→ **Component data from apps and pages**:

+ + + + +

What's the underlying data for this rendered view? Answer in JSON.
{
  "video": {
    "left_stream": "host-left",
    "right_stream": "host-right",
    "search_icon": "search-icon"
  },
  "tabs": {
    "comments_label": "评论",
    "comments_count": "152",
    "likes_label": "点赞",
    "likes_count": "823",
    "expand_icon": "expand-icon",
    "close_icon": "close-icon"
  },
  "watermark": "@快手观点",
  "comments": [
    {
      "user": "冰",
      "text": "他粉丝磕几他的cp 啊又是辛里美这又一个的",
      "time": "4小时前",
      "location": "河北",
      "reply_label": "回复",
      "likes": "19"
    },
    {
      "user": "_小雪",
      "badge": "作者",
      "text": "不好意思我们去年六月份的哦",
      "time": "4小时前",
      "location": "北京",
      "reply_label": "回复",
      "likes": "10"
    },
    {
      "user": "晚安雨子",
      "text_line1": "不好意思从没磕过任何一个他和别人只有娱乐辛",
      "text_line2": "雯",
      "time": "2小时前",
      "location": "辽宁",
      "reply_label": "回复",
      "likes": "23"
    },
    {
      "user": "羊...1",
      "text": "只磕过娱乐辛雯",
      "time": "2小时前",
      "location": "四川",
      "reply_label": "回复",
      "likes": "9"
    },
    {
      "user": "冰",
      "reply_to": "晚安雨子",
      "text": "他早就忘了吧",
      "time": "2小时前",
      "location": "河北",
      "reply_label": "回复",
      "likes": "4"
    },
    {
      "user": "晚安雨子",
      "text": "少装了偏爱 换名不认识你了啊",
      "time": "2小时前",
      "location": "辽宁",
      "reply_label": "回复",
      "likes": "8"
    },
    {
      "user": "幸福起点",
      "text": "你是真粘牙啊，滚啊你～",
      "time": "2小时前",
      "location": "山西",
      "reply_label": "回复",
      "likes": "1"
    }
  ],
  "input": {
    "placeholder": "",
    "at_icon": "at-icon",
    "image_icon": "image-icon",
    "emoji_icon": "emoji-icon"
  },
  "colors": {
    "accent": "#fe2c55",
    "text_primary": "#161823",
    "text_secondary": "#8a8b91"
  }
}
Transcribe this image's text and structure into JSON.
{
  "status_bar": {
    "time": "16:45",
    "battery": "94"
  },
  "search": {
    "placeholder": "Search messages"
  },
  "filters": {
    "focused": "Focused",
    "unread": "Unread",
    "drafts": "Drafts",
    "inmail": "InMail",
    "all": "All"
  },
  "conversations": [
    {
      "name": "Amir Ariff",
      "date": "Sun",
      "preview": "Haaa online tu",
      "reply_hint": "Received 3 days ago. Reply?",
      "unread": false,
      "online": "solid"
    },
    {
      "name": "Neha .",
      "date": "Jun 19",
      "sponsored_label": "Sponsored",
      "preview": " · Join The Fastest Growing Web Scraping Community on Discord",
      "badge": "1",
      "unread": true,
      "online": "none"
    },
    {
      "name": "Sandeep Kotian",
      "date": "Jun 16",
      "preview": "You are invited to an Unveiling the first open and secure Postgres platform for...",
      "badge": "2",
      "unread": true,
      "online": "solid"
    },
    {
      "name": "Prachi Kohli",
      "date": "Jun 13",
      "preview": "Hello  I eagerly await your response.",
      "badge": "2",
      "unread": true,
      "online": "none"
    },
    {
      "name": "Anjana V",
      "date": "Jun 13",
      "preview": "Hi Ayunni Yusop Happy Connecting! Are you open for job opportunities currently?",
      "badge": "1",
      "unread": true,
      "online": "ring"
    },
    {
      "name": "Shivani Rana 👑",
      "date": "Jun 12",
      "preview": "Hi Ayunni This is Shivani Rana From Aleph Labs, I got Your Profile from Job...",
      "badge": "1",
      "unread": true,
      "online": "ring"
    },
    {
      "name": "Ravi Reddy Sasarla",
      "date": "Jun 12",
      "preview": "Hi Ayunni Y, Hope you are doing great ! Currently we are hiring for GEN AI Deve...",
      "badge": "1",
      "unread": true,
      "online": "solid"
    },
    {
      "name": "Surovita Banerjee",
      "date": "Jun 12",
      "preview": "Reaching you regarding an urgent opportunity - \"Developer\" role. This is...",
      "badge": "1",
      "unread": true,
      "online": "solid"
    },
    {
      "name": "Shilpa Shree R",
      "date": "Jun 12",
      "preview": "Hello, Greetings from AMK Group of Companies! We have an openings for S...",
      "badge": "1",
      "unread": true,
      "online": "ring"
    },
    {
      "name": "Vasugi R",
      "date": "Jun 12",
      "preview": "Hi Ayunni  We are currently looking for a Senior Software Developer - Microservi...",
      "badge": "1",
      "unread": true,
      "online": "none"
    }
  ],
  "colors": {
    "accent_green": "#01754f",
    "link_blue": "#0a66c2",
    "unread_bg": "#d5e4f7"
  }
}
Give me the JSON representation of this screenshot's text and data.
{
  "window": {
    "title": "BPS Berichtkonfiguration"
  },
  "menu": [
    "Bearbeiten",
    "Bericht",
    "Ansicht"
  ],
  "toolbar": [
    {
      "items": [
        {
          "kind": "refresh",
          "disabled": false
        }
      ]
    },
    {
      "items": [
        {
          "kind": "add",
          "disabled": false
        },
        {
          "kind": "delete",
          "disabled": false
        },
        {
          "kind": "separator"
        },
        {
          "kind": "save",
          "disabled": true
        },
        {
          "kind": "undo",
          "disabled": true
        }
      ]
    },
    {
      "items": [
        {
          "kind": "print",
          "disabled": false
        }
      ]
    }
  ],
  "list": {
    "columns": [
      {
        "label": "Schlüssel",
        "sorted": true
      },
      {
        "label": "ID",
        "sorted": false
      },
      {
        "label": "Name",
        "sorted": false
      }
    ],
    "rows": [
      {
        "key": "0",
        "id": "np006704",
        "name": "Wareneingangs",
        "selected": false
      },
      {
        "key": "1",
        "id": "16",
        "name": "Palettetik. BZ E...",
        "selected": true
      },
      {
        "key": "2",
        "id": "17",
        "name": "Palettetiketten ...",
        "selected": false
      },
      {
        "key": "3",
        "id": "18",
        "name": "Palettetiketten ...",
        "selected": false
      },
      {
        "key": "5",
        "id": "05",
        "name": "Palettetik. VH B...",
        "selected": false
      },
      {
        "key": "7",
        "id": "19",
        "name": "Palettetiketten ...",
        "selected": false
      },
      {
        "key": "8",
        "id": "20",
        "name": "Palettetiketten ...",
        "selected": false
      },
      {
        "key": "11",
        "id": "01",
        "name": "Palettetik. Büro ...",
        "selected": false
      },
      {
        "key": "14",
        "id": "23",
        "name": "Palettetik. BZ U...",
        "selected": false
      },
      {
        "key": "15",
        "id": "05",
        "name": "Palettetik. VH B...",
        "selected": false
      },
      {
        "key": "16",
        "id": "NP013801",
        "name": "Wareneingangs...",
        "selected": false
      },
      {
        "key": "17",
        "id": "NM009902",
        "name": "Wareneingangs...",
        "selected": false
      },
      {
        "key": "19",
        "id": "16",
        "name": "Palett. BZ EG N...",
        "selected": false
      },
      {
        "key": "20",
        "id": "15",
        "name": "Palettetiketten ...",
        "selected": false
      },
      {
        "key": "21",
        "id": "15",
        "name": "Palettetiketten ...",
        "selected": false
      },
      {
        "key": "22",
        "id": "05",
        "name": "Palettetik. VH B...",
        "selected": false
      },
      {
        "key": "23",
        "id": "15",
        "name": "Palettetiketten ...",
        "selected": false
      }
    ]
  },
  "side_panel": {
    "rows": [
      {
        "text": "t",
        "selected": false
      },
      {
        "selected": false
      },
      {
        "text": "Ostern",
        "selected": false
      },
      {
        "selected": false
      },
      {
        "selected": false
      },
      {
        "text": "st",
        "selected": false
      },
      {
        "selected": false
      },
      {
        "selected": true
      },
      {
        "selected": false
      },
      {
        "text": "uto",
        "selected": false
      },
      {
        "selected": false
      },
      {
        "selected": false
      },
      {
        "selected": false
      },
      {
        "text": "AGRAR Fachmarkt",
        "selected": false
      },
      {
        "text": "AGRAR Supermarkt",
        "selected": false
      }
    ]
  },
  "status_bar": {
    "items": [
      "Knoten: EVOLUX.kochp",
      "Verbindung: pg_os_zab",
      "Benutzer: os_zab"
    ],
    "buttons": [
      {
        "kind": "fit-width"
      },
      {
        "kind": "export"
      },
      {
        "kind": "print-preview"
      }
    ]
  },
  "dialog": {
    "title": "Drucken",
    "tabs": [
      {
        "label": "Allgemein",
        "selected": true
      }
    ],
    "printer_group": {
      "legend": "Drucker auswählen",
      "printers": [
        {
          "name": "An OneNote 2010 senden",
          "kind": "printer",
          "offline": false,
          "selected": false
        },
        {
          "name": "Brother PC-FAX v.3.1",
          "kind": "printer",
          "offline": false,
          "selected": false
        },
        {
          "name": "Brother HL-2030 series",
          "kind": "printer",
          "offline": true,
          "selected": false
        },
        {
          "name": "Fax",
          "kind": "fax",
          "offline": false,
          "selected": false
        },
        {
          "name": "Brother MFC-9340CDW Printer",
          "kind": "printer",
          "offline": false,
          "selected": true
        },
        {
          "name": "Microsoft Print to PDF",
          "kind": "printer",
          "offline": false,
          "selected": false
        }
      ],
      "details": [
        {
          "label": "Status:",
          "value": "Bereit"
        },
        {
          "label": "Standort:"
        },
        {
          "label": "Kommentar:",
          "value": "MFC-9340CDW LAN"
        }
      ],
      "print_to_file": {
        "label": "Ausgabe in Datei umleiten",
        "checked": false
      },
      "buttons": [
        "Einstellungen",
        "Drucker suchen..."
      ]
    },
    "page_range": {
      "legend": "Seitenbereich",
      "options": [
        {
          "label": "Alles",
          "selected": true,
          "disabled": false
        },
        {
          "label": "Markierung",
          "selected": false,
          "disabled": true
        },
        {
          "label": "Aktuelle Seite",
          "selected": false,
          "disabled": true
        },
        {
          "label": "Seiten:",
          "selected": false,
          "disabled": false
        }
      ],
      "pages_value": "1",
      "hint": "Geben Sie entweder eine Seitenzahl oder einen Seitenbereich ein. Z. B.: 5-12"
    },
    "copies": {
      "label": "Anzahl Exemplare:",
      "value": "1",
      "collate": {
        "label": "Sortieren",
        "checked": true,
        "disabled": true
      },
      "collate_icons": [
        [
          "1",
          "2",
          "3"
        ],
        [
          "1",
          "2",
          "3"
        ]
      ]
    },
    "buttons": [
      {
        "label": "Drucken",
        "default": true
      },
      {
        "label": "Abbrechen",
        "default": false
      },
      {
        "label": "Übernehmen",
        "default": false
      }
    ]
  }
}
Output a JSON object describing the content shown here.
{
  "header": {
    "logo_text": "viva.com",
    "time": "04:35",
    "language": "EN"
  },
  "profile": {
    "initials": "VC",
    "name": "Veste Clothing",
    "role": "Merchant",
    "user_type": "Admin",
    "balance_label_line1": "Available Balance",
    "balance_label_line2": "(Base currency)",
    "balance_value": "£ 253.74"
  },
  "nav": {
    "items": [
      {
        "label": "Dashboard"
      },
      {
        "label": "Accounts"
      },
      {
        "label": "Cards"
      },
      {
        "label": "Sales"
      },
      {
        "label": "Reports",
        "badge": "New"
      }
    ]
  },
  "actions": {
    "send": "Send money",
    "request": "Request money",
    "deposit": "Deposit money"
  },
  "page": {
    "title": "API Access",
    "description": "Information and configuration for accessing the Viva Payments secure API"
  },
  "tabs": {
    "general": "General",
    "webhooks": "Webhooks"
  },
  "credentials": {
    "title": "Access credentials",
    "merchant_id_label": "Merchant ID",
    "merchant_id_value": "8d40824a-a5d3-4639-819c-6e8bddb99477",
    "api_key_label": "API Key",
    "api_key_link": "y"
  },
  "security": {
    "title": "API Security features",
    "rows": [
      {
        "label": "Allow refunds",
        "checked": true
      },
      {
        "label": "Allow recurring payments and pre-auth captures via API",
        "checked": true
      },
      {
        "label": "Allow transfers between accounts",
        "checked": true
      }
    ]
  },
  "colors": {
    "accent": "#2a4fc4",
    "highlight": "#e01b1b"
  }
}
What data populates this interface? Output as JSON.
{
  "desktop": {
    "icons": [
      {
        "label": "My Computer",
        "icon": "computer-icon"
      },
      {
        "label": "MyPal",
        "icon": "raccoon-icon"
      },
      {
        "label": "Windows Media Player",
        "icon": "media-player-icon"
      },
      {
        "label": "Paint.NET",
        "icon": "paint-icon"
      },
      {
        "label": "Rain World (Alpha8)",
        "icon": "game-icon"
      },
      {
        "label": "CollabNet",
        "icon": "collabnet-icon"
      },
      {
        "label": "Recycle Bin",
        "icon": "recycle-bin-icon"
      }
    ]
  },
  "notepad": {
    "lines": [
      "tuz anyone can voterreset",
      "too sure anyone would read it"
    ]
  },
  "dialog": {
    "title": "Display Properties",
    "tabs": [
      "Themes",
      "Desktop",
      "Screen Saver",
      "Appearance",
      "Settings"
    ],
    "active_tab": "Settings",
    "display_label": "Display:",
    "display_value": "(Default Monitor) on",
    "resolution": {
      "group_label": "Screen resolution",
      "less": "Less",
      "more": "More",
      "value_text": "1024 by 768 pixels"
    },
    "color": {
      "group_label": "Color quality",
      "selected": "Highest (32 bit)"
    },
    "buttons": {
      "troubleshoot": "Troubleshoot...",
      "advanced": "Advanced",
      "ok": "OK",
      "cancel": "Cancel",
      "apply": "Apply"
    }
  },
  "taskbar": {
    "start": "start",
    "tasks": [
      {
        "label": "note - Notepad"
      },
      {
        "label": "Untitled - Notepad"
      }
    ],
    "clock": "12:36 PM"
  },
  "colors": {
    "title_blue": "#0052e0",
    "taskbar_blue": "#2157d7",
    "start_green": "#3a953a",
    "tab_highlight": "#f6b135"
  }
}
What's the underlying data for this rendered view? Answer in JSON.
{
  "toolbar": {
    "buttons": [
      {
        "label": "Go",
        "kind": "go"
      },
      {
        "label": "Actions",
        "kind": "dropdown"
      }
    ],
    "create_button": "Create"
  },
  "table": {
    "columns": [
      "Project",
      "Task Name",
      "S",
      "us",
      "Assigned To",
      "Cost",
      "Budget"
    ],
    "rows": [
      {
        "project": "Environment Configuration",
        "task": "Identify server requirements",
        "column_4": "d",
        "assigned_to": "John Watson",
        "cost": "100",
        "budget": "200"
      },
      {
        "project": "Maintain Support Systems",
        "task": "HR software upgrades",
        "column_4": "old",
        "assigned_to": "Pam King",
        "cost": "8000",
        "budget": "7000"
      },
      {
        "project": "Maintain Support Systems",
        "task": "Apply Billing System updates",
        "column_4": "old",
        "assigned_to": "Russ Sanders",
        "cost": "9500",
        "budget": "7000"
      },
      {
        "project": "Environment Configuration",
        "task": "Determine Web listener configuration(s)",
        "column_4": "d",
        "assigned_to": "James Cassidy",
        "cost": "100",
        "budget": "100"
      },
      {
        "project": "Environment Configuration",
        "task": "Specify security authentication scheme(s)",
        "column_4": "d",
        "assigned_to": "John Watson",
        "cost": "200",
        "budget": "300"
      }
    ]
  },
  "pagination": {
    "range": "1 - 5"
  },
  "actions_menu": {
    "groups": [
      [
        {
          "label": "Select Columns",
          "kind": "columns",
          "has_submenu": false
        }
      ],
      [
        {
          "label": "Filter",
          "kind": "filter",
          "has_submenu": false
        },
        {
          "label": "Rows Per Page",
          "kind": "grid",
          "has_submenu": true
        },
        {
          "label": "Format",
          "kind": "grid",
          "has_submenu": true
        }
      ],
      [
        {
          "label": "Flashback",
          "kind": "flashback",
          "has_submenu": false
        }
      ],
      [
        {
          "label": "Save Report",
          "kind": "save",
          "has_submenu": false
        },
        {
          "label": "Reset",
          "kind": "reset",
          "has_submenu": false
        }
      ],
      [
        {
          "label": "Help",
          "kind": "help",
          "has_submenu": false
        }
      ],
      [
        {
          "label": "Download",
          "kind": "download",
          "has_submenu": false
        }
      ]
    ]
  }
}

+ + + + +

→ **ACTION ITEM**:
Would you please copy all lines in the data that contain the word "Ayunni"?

→ **RESPONSE TO THE TASK**:
      "preview": "Hi Ayunni Yusop Happy Connecting! Are you open for job opportunities currently?",
      "preview": "Hi Ayunni This is Shivani Rana From Aleph Labs, I got Your Profile from Job...",
      "preview": "Hi Ayunni Y, Hope you are doing great ! Currently we are hiring for GEN AI Deve...",
      "preview": "Hi Ayunni  We are currently looking for a Senior Software Developer - Microservi...",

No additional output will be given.